The Brennan Bill: What is it and why does it matter to musicians?

You might have read our blog back in July about a new and highly anticipated report from the Department of Culture, Media and Sport, the result of the UK government taking a vested interest in the distribution of royalties to songwriters and performers for the first time. 

If you haven’t read that blog, you can check it out here for a bit of background as to what was in the report and why it matters so much. 

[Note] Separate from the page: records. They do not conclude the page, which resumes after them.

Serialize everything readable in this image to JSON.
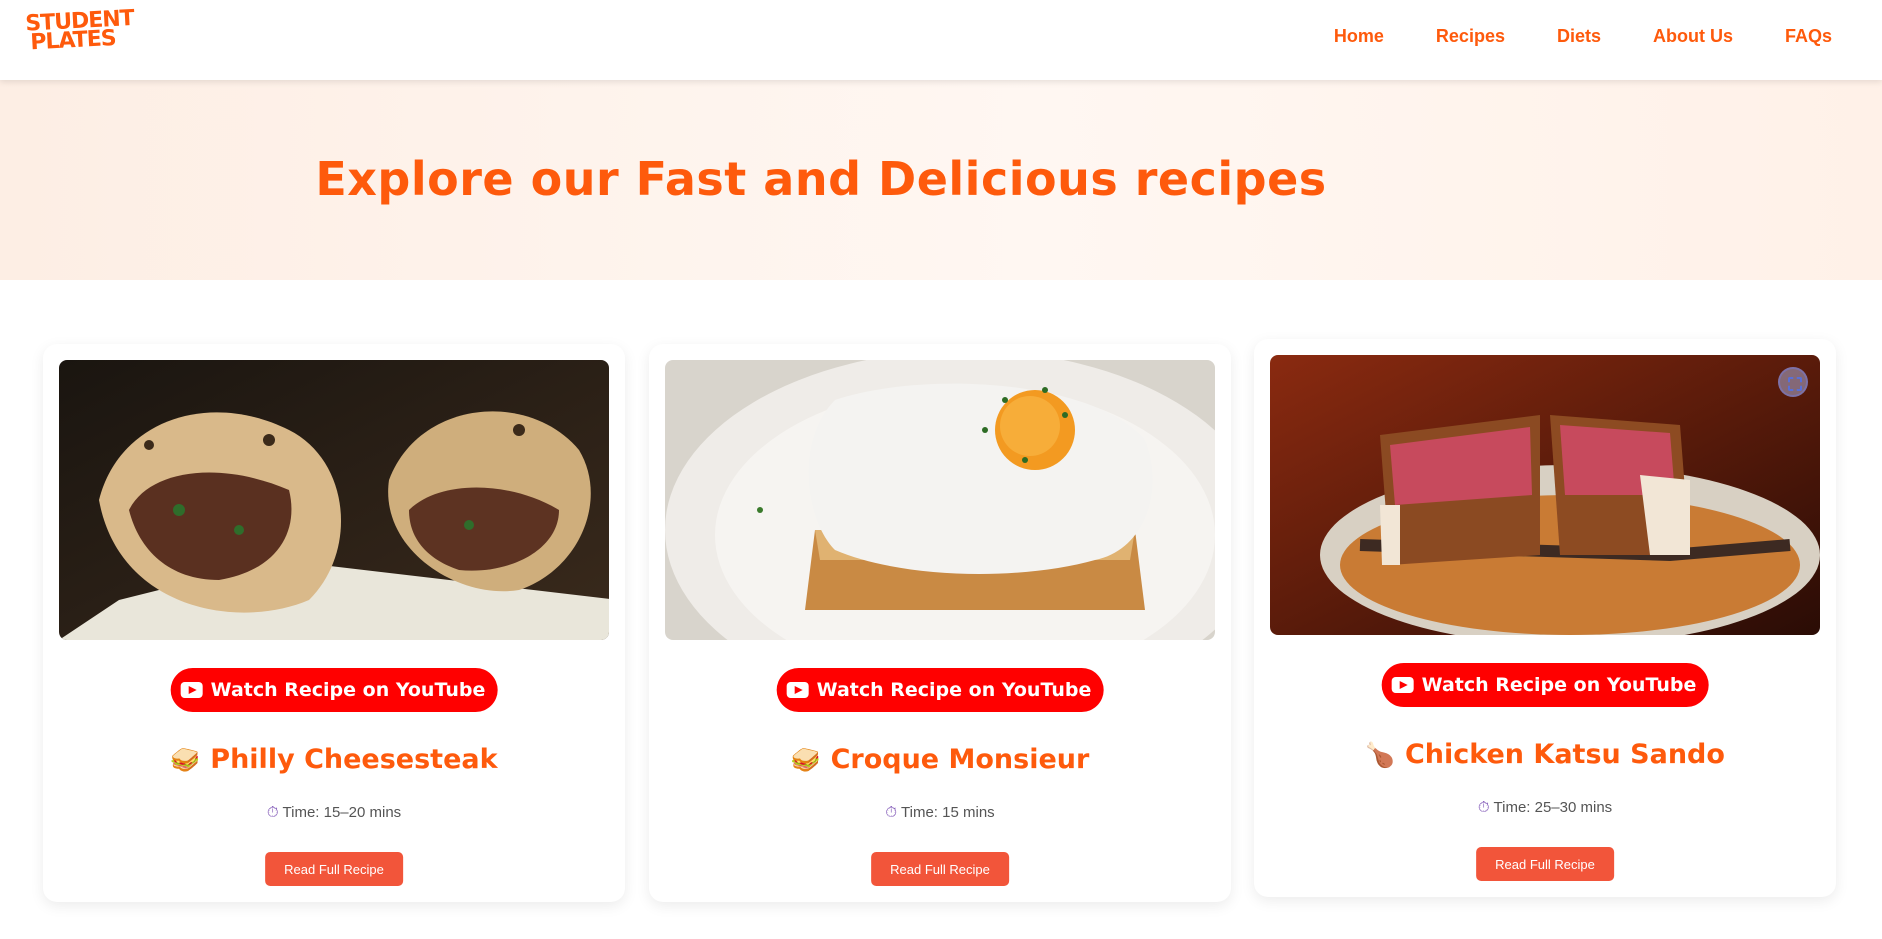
{
  "header": {
    "logo_line1": "STUDENT",
    "logo_line2": "PLATES",
    "nav": [
      "Home",
      "Recipes",
      "Diets",
      "About Us",
      "FAQs"
    ]
  },
  "hero": {
    "title": "Explore our Fast and Delicious recipes"
  },
  "recipes": [
    {
      "youtube_label": "Watch Recipe on YouTube",
      "emoji": "🥪",
      "name": "Philly Cheesesteak",
      "time": "Time: 15–20 mins",
      "read_label": "Read Full Recipe"
    },
    {
      "youtube_label": "Watch Recipe on YouTube",
      "emoji": "🥪",
      "name": "Croque Monsieur",
      "time": "Time: 15 mins",
      "read_label": "Read Full Recipe"
    },
    {
      "youtube_label": "Watch Recipe on YouTube",
      "emoji": "🍗",
      "name": "Chicken Katsu Sando",
      "time": "Time: 25–30 mins",
      "read_label": "Read Full Recipe"
    }
  ],
  "colors": {
    "brand": "#fe5a0c",
    "youtube": "#ff0000",
    "read_button": "#f2553a"
  }
}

Some big news came this week on the back of the report. A new bill is being put before parliament that could lead to new legislation that ensures musicians are properly compensated for streams of their music. The bill, officially called the ‘Copyright (Rights and Remuneration of Musicians) Private Member’s Bill has become known as the ‘Brennan Bill’ after it’s presenter, MP Kevin Brennan, and aims to ensure “performers and composers are properly remunerated by placing the treatment of revenue gained from music streaming services onto a common footing with the treatment of revenue gained from other sources.” 

The above quote is a pretty complicated way of wording a simple idea. At the moment, payment amounts for song streams depend entirely on the deal the artist made with the label or distributor they are working with. The amount that the artist makes could vary wildly from 5% of the stream revenues to 100%. The issue is that most current deals sit at around 20-25% with some older record deals paying less than that, and some musicians don’t receive any payments at all. 

The Brennan bill is looking to change that by bringing payments in line with music that is broadcast or played in public, which is paid at a standard rate across the industry and collected via agencies such as PRS. The new system would ensure that if you create a piece of music that is streamed, you will receive a guaranteed minimum share of the income. 

This guaranteed amount should create a fairer system of musicians and could change the future of streaming in a huge way. 

Not everyone in the industry is excited about the possibility of legislation change, however. The BPI (British Phonographic Industry), the recorded music industry’s trade association, has said that the passing of the Brennan Bill could result in a stifling of ‘investment and innovation by record labels’ (Music Week, 2021). They’re concerned that equitable royalty rates could result in record labels taking fewer risks on investing in artists who may not be able to match the label’s investment in them through sales. Labels can more easily make back what they invest in artists through maintaining a higher share of the resulting revenue, and getting back what they put in could become harder if the artist and label have to sell more to combat the balancing of royalty payments. 

The Brennan Bill has support from MPs, musicians and industry organisations including The Musician’s Union and Sex Pistols Bassist Glen Matlock. The thing to watch for now is what happens when the bill is read in parliament on December 3rd. Bills put to the government go through a number of stages that take time and can stop the bill from becoming law. 

Whichever way this goes, it’s going to be one to watch as the future of streaming music, arguably one of the industry’s main sources of consumer and revenue, could change forever. What this means for musicians and their ability to earn a fair share of the income from their art is still up for debate.